- What is required -
Please reproduce all of the data exactly as it appears, but skip the pictures.

- Entries supplied -
——————

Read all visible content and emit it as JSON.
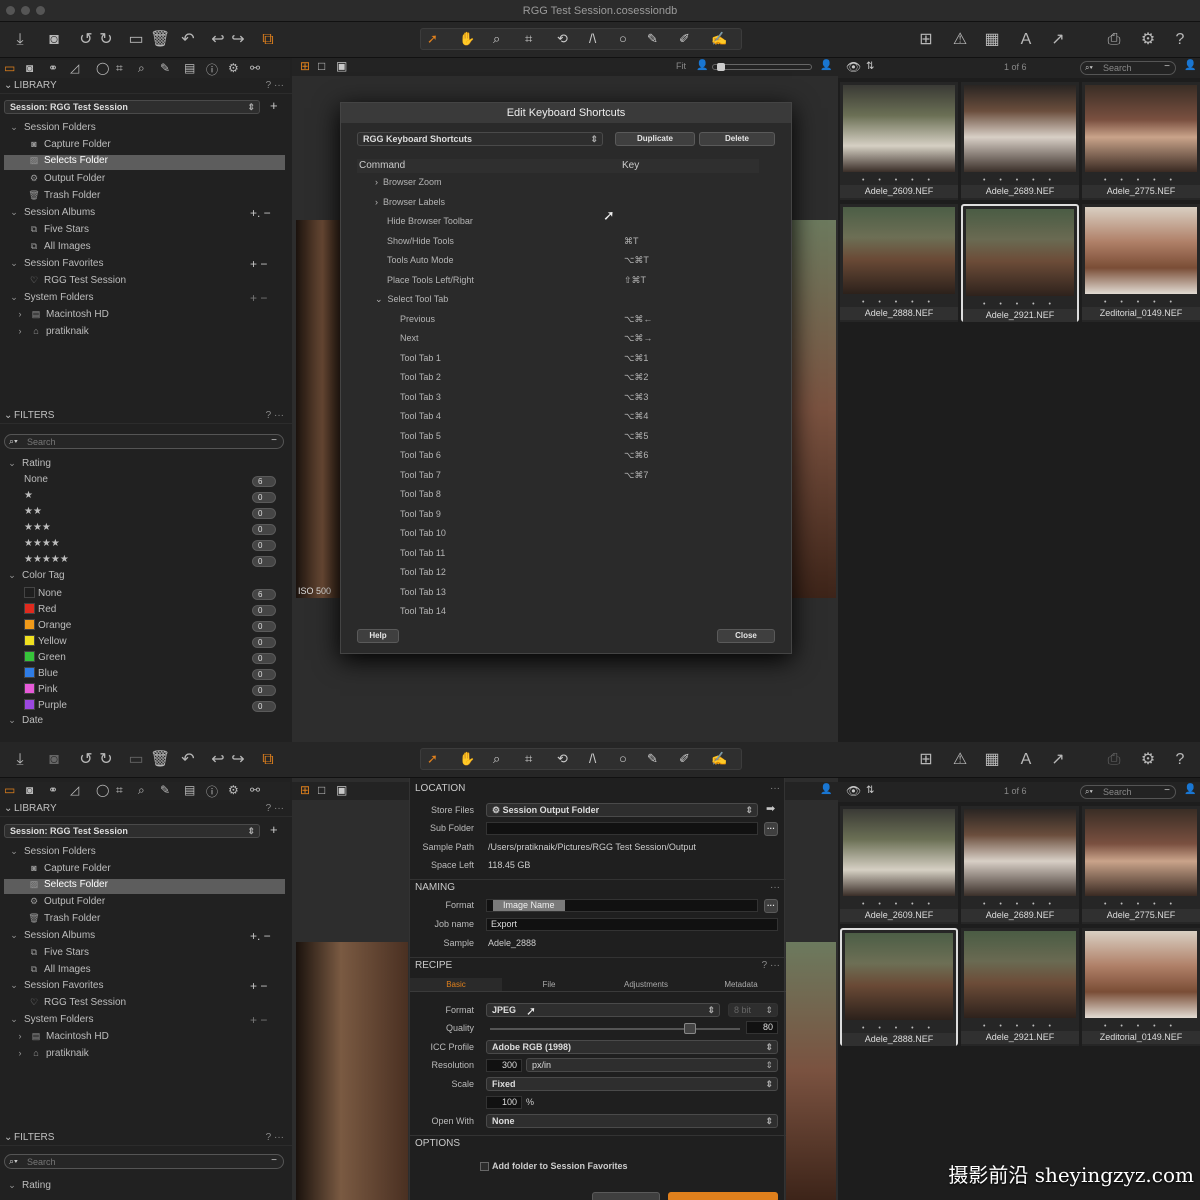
{
  "window": {
    "title": "RGG Test Session.cosessiondb"
  },
  "library": {
    "header": "LIBRARY",
    "session": "Session: RGG Test Session",
    "session_folders": "Session Folders",
    "items": [
      "Capture Folder",
      "Selects Folder",
      "Output Folder",
      "Trash Folder"
    ],
    "session_albums": "Session Albums",
    "albums": [
      "Five Stars",
      "All Images"
    ],
    "session_favorites": "Session Favorites",
    "favorites": [
      "RGG Test Session"
    ],
    "system_folders": "System Folders",
    "system": [
      "Macintosh HD",
      "pratiknaik"
    ]
  },
  "filters": {
    "header": "FILTERS",
    "search_placeholder": "Search",
    "rating": "Rating",
    "ratings": [
      {
        "label": "None",
        "count": "6"
      },
      {
        "label": "★",
        "count": "0"
      },
      {
        "label": "★★",
        "count": "0"
      },
      {
        "label": "★★★",
        "count": "0"
      },
      {
        "label": "★★★★",
        "count": "0"
      },
      {
        "label": "★★★★★",
        "count": "0"
      }
    ],
    "color_tag": "Color Tag",
    "colors": [
      {
        "label": "None",
        "count": "6",
        "hex": "#1e1e1e"
      },
      {
        "label": "Red",
        "count": "0",
        "hex": "#e02a1e"
      },
      {
        "label": "Orange",
        "count": "0",
        "hex": "#f09a1a"
      },
      {
        "label": "Yellow",
        "count": "0",
        "hex": "#f0e020"
      },
      {
        "label": "Green",
        "count": "0",
        "hex": "#36c43a"
      },
      {
        "label": "Blue",
        "count": "0",
        "hex": "#2f7de6"
      },
      {
        "label": "Pink",
        "count": "0",
        "hex": "#e65ad8"
      },
      {
        "label": "Purple",
        "count": "0",
        "hex": "#9b48e0"
      }
    ],
    "date": "Date"
  },
  "viewer": {
    "fit": "Fit",
    "iso": "ISO 500"
  },
  "browser": {
    "counter": "1 of 6",
    "search_placeholder": "Search",
    "thumbs": [
      "Adele_2609.NEF",
      "Adele_2689.NEF",
      "Adele_2775.NEF",
      "Adele_2888.NEF",
      "Adele_2921.NEF",
      "Zeditorial_0149.NEF"
    ],
    "stars": "• • • • •"
  },
  "dialog": {
    "title": "Edit Keyboard Shortcuts",
    "set": "RGG Keyboard Shortcuts",
    "duplicate": "Duplicate",
    "delete": "Delete",
    "col_command": "Command",
    "col_key": "Key",
    "rows": [
      {
        "label": "Browser Zoom",
        "key": "",
        "lvl": 1,
        "arrow": "›"
      },
      {
        "label": "Browser Labels",
        "key": "",
        "lvl": 1,
        "arrow": "›"
      },
      {
        "label": "Hide Browser Toolbar",
        "key": "",
        "lvl": 1,
        "arrow": ""
      },
      {
        "label": "Show/Hide Tools",
        "key": "⌘T",
        "lvl": 1,
        "arrow": ""
      },
      {
        "label": "Tools Auto Mode",
        "key": "⌥⌘T",
        "lvl": 1,
        "arrow": ""
      },
      {
        "label": "Place Tools Left/Right",
        "key": "⇧⌘T",
        "lvl": 1,
        "arrow": ""
      },
      {
        "label": "Select Tool Tab",
        "key": "",
        "lvl": 1,
        "arrow": "⌄"
      },
      {
        "label": "Previous",
        "key": "⌥⌘←",
        "lvl": 2,
        "arrow": ""
      },
      {
        "label": "Next",
        "key": "⌥⌘→",
        "lvl": 2,
        "arrow": ""
      },
      {
        "label": "Tool Tab 1",
        "key": "⌥⌘1",
        "lvl": 2,
        "arrow": ""
      },
      {
        "label": "Tool Tab 2",
        "key": "⌥⌘2",
        "lvl": 2,
        "arrow": ""
      },
      {
        "label": "Tool Tab 3",
        "key": "⌥⌘3",
        "lvl": 2,
        "arrow": ""
      },
      {
        "label": "Tool Tab 4",
        "key": "⌥⌘4",
        "lvl": 2,
        "arrow": ""
      },
      {
        "label": "Tool Tab 5",
        "key": "⌥⌘5",
        "lvl": 2,
        "arrow": ""
      },
      {
        "label": "Tool Tab 6",
        "key": "⌥⌘6",
        "lvl": 2,
        "arrow": ""
      },
      {
        "label": "Tool Tab 7",
        "key": "⌥⌘7",
        "lvl": 2,
        "arrow": ""
      },
      {
        "label": "Tool Tab 8",
        "key": "",
        "lvl": 2,
        "arrow": ""
      },
      {
        "label": "Tool Tab 9",
        "key": "",
        "lvl": 2,
        "arrow": ""
      },
      {
        "label": "Tool Tab 10",
        "key": "",
        "lvl": 2,
        "arrow": ""
      },
      {
        "label": "Tool Tab 11",
        "key": "",
        "lvl": 2,
        "arrow": ""
      },
      {
        "label": "Tool Tab 12",
        "key": "",
        "lvl": 2,
        "arrow": ""
      },
      {
        "label": "Tool Tab 13",
        "key": "",
        "lvl": 2,
        "arrow": ""
      },
      {
        "label": "Tool Tab 14",
        "key": "",
        "lvl": 2,
        "arrow": ""
      }
    ],
    "help": "Help",
    "close": "Close"
  },
  "output": {
    "location": {
      "header": "LOCATION",
      "store_label": "Store Files",
      "store": "Session Output Folder",
      "sub_label": "Sub Folder",
      "sample_label": "Sample Path",
      "sample_path": "/Users/pratiknaik/Pictures/RGG Test Session/Output",
      "space_label": "Space Left",
      "space": "118.45 GB"
    },
    "naming": {
      "header": "NAMING",
      "format_label": "Format",
      "format_token": "Image Name",
      "job_label": "Job name",
      "job": "Export",
      "sample_label": "Sample",
      "sample": "Adele_2888"
    },
    "recipe": {
      "header": "RECIPE",
      "tabs": [
        "Basic",
        "File",
        "Adjustments",
        "Metadata"
      ],
      "format_label": "Format",
      "format": "JPEG",
      "bit": "8 bit",
      "quality_label": "Quality",
      "quality": "80",
      "icc_label": "ICC Profile",
      "icc": "Adobe RGB (1998)",
      "res_label": "Resolution",
      "res": "300",
      "res_unit": "px/in",
      "scale_label": "Scale",
      "scale": "Fixed",
      "scale_val": "100",
      "scale_unit": "%",
      "open_label": "Open With",
      "open": "None"
    },
    "options": {
      "header": "OPTIONS",
      "add_fav": "Add folder to Session Favorites"
    }
  },
  "watermark": "摄影前沿 sheyingzyz.com"
}
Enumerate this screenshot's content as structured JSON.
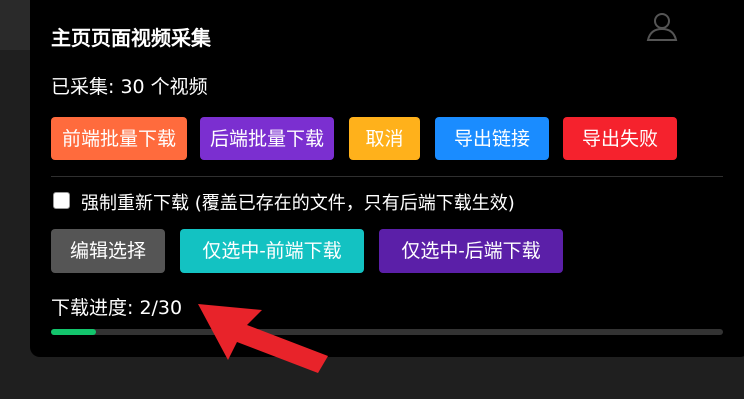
{
  "panel": {
    "title": "主页页面视频采集",
    "count_text": "已采集: 30 个视频",
    "buttons_row1": [
      {
        "label": "前端批量下载",
        "color": "#ff6b3d"
      },
      {
        "label": "后端批量下载",
        "color": "#7b2fd0"
      },
      {
        "label": "取消",
        "color": "#ffb11b"
      },
      {
        "label": "导出链接",
        "color": "#1a8cff"
      },
      {
        "label": "导出失败",
        "color": "#f5222d"
      }
    ],
    "force_redownload": {
      "checked": false,
      "label": "强制重新下载 (覆盖已存在的文件，只有后端下载生效)"
    },
    "buttons_row2": [
      {
        "label": "编辑选择",
        "color": "#555555"
      },
      {
        "label": "仅选中-前端下载",
        "color": "#13c2c2"
      },
      {
        "label": "仅选中-后端下载",
        "color": "#5b1fa8"
      }
    ],
    "progress": {
      "label": "下载进度: 2/30",
      "value": 0.0667,
      "color": "#13c46c"
    }
  },
  "icons": {
    "user": "user-icon",
    "annotation": "red-arrow-icon"
  }
}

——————

- Solution to the exercise -
Read all visible content and emit it as JSON.
{
  "window": {
    "title": "RGG Test Session.cosessiondb"
  },
  "library": {
    "header": "LIBRARY",
    "session": "Session: RGG Test Session",
    "session_folders": "Session Folders",
    "items": [
      "Capture Folder",
      "Selects Folder",
      "Output Folder",
      "Trash Folder"
    ],
    "session_albums": "Session Albums",
    "albums": [
      "Five Stars",
      "All Images"
    ],
    "session_favorites": "Session Favorites",
    "favorites": [
      "RGG Test Session"
    ],
    "system_folders": "System Folders",
    "system": [
      "Macintosh HD",
      "pratiknaik"
    ]
  },
  "filters": {
    "header": "FILTERS",
    "search_placeholder": "Search",
    "rating": "Rating",
    "ratings": [
      {
        "label": "None",
        "count": "6"
      },
      {
        "label": "★",
        "count": "0"
      },
      {
        "label": "★★",
        "count": "0"
      },
      {
        "label": "★★★",
        "count": "0"
      },
      {
        "label": "★★★★",
        "count": "0"
      },
      {
        "label": "★★★★★",
        "count": "0"
      }
    ],
    "color_tag": "Color Tag",
    "colors": [
      {
        "label": "None",
        "count": "6",
        "hex": "#1e1e1e"
      },
      {
        "label": "Red",
        "count": "0",
        "hex": "#e02a1e"
      },
      {
        "label": "Orange",
        "count": "0",
        "hex": "#f09a1a"
      },
      {
        "label": "Yellow",
        "count": "0",
        "hex": "#f0e020"
      },
      {
        "label": "Green",
        "count": "0",
        "hex": "#36c43a"
      },
      {
        "label": "Blue",
        "count": "0",
        "hex": "#2f7de6"
      },
      {
        "label": "Pink",
        "count": "0",
        "hex": "#e65ad8"
      },
      {
        "label": "Purple",
        "count": "0",
        "hex": "#9b48e0"
      }
    ],
    "date": "Date"
  },
  "viewer": {
    "fit": "Fit",
    "iso": "ISO 500"
  },
  "browser": {
    "counter": "1 of 6",
    "search_placeholder": "Search",
    "thumbs": [
      "Adele_2609.NEF",
      "Adele_2689.NEF",
      "Adele_2775.NEF",
      "Adele_2888.NEF",
      "Adele_2921.NEF",
      "Zeditorial_0149.NEF"
    ],
    "stars": "• • • • •"
  },
  "dialog": {
    "title": "Edit Keyboard Shortcuts",
    "set": "RGG Keyboard Shortcuts",
    "duplicate": "Duplicate",
    "delete": "Delete",
    "col_command": "Command",
    "col_key": "Key",
    "rows": [
      {
        "label": "Browser Zoom",
        "key": "",
        "lvl": 1,
        "arrow": "›"
      },
      {
        "label": "Browser Labels",
        "key": "",
        "lvl": 1,
        "arrow": "›"
      },
      {
        "label": "Hide Browser Toolbar",
        "key": "",
        "lvl": 1,
        "arrow": ""
      },
      {
        "label": "Show/Hide Tools",
        "key": "⌘T",
        "lvl": 1,
        "arrow": ""
      },
      {
        "label": "Tools Auto Mode",
        "key": "⌥⌘T",
        "lvl": 1,
        "arrow": ""
      },
      {
        "label": "Place Tools Left/Right",
        "key": "⇧⌘T",
        "lvl": 1,
        "arrow": ""
      },
      {
        "label": "Select Tool Tab",
        "key": "",
        "lvl": 1,
        "arrow": "⌄"
      },
      {
        "label": "Previous",
        "key": "⌥⌘←",
        "lvl": 2,
        "arrow": ""
      },
      {
        "label": "Next",
        "key": "⌥⌘→",
        "lvl": 2,
        "arrow": ""
      },
      {
        "label": "Tool Tab 1",
        "key": "⌥⌘1",
        "lvl": 2,
        "arrow": ""
      },
      {
        "label": "Tool Tab 2",
        "key": "⌥⌘2",
        "lvl": 2,
        "arrow": ""
      },
      {
        "label": "Tool Tab 3",
        "key": "⌥⌘3",
        "lvl": 2,
        "arrow": ""
      },
      {
        "label": "Tool Tab 4",
        "key": "⌥⌘4",
        "lvl": 2,
        "arrow": ""
      },
      {
        "label": "Tool Tab 5",
        "key": "⌥⌘5",
        "lvl": 2,
        "arrow": ""
      },
      {
        "label": "Tool Tab 6",
        "key": "⌥⌘6",
        "lvl": 2,
        "arrow": ""
      },
      {
        "label": "Tool Tab 7",
        "key": "⌥⌘7",
        "lvl": 2,
        "arrow": ""
      },
      {
        "label": "Tool Tab 8",
        "key": "",
        "lvl": 2,
        "arrow": ""
      },
      {
        "label": "Tool Tab 9",
        "key": "",
        "lvl": 2,
        "arrow": ""
      },
      {
        "label": "Tool Tab 10",
        "key": "",
        "lvl": 2,
        "arrow": ""
      },
      {
        "label": "Tool Tab 11",
        "key": "",
        "lvl": 2,
        "arrow": ""
      },
      {
        "label": "Tool Tab 12",
        "key": "",
        "lvl": 2,
        "arrow": ""
      },
      {
        "label": "Tool Tab 13",
        "key": "",
        "lvl": 2,
        "arrow": ""
      },
      {
        "label": "Tool Tab 14",
        "key": "",
        "lvl": 2,
        "arrow": ""
      }
    ],
    "help": "Help",
    "close": "Close"
  },
  "output": {
    "location": {
      "header": "LOCATION",
      "store_label": "Store Files",
      "store": "Session Output Folder",
      "sub_label": "Sub Folder",
      "sample_label": "Sample Path",
      "sample_path": "/Users/pratiknaik/Pictures/RGG Test Session/Output",
      "space_label": "Space Left",
      "space": "118.45 GB"
    },
    "naming": {
      "header": "NAMING",
      "format_label": "Format",
      "format_token": "Image Name",
      "job_label": "Job name",
      "job": "Export",
      "sample_label": "Sample",
      "sample": "Adele_2888"
    },
    "recipe": {
      "header": "RECIPE",
      "tabs": [
        "Basic",
        "File",
        "Adjustments",
        "Metadata"
      ],
      "format_label": "Format",
      "format": "JPEG",
      "bit": "8 bit",
      "quality_label": "Quality",
      "quality": "80",
      "icc_label": "ICC Profile",
      "icc": "Adobe RGB (1998)",
      "res_label": "Resolution",
      "res": "300",
      "res_unit": "px/in",
      "scale_label": "Scale",
      "scale": "Fixed",
      "scale_val": "100",
      "scale_unit": "%",
      "open_label": "Open With",
      "open": "None"
    },
    "options": {
      "header": "OPTIONS",
      "add_fav": "Add folder to Session Favorites"
    }
  },
  "watermark": "摄影前沿 sheyingzyz.com"
}
Enumerate this screenshot's content as structured JSON.
{
  "panel": {
    "title": "主页页面视频采集",
    "count_text": "已采集: 30 个视频",
    "buttons_row1": [
      {
        "label": "前端批量下载",
        "color": "#ff6b3d"
      },
      {
        "label": "后端批量下载",
        "color": "#7b2fd0"
      },
      {
        "label": "取消",
        "color": "#ffb11b"
      },
      {
        "label": "导出链接",
        "color": "#1a8cff"
      },
      {
        "label": "导出失败",
        "color": "#f5222d"
      }
    ],
    "force_redownload": {
      "checked": false,
      "label": "强制重新下载 (覆盖已存在的文件，只有后端下载生效)"
    },
    "buttons_row2": [
      {
        "label": "编辑选择",
        "color": "#555555"
      },
      {
        "label": "仅选中-前端下载",
        "color": "#13c2c2"
      },
      {
        "label": "仅选中-后端下载",
        "color": "#5b1fa8"
      }
    ],
    "progress": {
      "label": "下载进度: 2/30",
      "value": 0.0667,
      "color": "#13c46c"
    }
  },
  "icons": {
    "user": "user-icon",
    "annotation": "red-arrow-icon"
  }
}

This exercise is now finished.